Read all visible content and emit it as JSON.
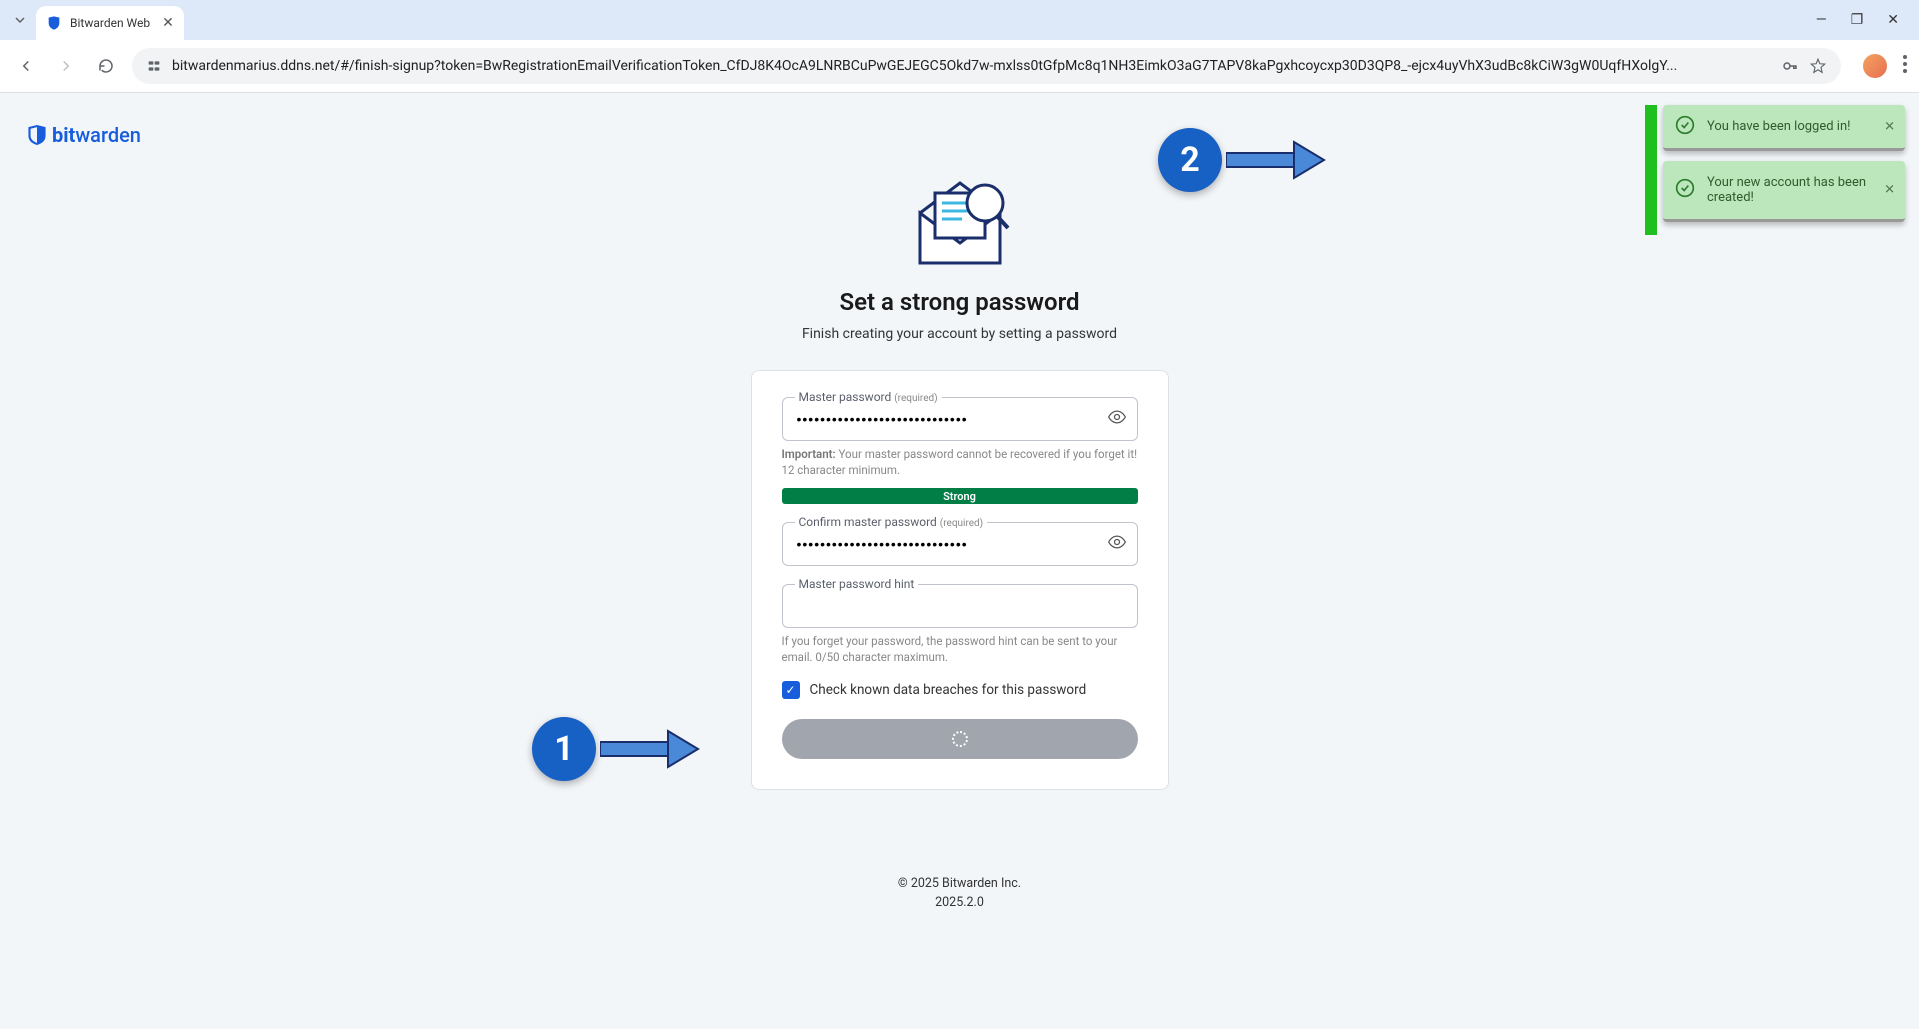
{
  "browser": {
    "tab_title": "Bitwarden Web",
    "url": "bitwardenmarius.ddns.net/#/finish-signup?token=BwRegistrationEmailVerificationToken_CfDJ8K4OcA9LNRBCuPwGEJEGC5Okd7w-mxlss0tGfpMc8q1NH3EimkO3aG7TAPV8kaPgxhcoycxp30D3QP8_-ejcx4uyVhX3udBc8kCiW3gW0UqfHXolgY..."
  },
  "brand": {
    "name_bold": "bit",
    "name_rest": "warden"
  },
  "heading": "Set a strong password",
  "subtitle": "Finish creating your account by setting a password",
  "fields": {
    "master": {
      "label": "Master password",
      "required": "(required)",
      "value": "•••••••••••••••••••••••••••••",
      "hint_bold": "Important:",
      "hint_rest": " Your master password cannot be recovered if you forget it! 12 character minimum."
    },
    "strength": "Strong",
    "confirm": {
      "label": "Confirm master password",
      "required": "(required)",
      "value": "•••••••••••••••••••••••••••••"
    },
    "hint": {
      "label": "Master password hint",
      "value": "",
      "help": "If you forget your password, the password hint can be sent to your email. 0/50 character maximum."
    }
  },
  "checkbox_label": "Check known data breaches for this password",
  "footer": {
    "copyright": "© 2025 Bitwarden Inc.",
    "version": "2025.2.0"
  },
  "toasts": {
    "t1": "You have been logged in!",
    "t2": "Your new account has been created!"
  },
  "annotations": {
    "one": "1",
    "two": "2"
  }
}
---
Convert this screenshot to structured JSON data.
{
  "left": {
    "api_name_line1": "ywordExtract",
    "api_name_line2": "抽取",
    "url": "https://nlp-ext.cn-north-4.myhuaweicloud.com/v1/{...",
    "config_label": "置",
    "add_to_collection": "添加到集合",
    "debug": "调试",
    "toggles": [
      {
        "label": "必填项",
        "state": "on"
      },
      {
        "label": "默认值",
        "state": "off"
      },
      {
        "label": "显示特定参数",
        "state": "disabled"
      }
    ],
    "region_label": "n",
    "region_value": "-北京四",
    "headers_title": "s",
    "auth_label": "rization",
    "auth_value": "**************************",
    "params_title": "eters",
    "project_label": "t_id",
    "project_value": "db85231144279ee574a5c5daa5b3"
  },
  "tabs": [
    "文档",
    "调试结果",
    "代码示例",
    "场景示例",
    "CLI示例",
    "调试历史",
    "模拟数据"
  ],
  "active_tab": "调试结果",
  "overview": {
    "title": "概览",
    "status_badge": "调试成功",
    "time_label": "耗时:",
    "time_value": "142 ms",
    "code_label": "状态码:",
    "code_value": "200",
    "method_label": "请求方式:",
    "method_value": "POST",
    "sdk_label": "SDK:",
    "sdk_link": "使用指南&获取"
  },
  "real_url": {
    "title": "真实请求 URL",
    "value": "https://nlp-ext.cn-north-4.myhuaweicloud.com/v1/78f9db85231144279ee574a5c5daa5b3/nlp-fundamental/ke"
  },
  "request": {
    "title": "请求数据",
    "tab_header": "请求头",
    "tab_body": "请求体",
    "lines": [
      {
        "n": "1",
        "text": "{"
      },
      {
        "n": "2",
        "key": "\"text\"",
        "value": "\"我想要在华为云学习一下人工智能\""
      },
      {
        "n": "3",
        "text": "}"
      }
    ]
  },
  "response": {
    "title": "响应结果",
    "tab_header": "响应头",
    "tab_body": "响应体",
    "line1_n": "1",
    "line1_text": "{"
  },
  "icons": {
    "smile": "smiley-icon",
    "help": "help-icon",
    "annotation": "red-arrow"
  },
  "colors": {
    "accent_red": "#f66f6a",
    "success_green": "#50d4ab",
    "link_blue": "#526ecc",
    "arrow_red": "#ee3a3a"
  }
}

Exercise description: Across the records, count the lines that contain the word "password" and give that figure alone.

Solution to this problem: 8